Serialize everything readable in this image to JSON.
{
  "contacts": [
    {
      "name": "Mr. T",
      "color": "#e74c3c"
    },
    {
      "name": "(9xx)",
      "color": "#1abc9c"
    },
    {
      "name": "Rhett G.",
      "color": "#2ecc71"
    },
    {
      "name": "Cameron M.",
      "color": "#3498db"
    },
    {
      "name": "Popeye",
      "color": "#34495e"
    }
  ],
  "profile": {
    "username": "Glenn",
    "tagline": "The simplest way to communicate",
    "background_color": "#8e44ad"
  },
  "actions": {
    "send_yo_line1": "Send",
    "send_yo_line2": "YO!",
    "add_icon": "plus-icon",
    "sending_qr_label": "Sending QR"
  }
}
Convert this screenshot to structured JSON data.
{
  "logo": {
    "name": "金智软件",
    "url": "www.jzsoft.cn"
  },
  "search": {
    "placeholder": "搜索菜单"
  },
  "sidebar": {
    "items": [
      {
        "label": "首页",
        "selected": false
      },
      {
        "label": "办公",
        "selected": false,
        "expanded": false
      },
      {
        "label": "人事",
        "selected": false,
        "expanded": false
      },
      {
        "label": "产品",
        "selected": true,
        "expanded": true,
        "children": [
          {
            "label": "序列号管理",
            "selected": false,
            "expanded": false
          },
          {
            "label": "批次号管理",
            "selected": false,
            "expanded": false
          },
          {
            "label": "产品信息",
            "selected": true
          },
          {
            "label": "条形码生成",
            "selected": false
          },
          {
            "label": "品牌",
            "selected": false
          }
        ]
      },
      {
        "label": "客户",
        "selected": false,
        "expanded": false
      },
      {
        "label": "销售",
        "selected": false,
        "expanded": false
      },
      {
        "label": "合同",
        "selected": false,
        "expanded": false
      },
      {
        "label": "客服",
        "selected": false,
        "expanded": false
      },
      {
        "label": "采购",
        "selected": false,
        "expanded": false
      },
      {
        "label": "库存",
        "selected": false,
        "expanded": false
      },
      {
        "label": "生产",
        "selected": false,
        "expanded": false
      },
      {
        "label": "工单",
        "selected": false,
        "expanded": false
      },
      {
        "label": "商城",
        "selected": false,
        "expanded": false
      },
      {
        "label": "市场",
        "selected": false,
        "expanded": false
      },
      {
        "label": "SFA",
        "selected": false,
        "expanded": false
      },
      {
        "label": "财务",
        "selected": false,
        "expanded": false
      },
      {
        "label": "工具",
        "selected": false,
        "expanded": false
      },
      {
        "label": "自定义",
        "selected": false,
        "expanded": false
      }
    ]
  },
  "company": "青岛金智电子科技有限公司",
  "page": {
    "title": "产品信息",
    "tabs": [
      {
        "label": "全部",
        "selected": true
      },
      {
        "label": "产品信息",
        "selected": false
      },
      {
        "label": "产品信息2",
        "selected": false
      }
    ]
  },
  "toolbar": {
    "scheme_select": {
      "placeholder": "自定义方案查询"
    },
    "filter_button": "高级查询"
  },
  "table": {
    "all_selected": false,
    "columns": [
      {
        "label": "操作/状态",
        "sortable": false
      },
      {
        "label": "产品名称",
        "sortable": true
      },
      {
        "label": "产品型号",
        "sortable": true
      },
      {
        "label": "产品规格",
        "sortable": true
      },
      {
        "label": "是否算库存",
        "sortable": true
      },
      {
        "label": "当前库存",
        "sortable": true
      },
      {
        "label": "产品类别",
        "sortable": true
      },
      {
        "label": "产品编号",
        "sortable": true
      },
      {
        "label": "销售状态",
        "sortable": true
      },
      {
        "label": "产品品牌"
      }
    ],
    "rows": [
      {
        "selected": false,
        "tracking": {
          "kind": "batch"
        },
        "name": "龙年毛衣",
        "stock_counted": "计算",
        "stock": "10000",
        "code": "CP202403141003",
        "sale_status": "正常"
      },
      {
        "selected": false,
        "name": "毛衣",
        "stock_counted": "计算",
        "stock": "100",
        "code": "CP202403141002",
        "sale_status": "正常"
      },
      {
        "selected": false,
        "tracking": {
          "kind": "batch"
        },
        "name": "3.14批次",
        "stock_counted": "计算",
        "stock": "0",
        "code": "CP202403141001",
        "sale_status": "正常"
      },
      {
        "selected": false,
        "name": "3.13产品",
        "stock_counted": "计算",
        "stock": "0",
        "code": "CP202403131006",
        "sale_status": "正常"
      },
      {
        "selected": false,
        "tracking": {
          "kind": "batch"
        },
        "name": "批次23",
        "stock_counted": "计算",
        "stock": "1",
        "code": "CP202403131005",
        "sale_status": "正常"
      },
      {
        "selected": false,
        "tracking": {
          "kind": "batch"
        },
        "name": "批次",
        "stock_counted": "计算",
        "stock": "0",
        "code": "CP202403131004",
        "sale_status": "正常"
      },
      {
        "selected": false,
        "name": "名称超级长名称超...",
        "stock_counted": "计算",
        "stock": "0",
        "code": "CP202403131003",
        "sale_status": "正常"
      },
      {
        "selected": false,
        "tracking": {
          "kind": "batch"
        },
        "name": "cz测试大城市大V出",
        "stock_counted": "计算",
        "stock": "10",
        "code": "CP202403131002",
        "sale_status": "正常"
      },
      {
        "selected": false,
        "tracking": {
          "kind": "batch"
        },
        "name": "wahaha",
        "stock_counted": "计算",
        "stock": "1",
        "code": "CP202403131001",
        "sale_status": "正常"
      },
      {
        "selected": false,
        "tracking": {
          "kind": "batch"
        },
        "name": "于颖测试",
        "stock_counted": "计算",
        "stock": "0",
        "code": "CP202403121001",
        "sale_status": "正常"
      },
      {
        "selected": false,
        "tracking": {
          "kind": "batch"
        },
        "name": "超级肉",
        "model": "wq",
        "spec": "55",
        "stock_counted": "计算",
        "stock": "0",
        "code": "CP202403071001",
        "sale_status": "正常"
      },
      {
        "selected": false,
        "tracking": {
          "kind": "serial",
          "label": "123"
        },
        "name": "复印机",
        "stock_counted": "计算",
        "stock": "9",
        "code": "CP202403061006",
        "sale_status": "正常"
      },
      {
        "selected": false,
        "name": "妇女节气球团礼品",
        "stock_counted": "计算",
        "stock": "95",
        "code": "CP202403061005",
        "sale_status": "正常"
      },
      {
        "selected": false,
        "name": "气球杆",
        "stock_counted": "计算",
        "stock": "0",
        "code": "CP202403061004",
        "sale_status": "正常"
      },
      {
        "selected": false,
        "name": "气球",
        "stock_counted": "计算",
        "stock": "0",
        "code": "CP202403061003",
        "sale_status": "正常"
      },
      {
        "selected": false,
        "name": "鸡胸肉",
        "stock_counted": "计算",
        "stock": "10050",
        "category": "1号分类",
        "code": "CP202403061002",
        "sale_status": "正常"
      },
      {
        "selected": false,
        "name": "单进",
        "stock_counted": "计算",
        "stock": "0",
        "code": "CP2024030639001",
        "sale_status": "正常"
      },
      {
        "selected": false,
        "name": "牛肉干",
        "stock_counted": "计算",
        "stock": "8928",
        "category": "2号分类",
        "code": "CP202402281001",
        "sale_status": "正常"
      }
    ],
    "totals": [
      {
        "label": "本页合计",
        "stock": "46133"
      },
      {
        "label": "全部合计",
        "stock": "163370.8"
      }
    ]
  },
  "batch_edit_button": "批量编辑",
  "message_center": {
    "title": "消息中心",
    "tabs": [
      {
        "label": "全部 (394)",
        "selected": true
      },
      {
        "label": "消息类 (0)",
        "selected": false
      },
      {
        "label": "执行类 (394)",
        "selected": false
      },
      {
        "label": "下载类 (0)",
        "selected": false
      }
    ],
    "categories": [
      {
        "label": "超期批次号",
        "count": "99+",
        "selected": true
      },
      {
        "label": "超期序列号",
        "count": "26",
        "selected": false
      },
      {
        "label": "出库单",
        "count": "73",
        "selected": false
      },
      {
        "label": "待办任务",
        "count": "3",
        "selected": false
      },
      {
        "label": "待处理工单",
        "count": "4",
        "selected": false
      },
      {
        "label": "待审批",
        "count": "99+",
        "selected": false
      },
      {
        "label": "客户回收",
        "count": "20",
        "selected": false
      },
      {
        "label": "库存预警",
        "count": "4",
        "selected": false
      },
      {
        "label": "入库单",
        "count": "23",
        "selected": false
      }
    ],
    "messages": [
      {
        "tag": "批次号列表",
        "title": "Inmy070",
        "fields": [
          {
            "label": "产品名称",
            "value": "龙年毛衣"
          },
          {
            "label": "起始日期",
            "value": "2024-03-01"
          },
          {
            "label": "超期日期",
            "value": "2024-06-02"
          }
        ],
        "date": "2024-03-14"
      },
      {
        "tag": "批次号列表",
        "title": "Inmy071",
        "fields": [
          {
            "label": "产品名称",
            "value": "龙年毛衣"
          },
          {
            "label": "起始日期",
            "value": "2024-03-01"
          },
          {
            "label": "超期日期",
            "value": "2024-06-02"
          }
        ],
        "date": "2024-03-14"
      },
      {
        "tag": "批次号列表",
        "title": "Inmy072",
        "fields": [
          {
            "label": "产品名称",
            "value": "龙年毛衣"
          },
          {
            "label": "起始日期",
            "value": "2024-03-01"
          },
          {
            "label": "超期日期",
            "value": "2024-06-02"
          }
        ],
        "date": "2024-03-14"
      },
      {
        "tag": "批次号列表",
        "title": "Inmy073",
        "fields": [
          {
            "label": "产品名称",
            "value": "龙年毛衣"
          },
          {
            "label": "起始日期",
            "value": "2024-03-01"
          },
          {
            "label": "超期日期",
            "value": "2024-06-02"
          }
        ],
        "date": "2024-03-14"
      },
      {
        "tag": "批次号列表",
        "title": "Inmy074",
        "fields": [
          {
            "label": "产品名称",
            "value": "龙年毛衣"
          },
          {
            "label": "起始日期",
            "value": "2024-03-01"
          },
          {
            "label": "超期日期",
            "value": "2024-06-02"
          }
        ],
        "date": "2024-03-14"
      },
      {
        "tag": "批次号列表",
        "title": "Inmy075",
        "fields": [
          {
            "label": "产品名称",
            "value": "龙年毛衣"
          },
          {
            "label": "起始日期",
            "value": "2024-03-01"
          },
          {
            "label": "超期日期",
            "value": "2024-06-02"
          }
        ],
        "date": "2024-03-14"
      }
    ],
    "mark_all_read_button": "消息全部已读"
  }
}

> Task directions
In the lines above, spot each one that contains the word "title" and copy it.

> Final answer
    "title": "产品信息",
    "title": "消息中心",
        "title": "Inmy070",
        "title": "Inmy071",
        "title": "Inmy072",
        "title": "Inmy073",
        "title": "Inmy074",
        "title": "Inmy075",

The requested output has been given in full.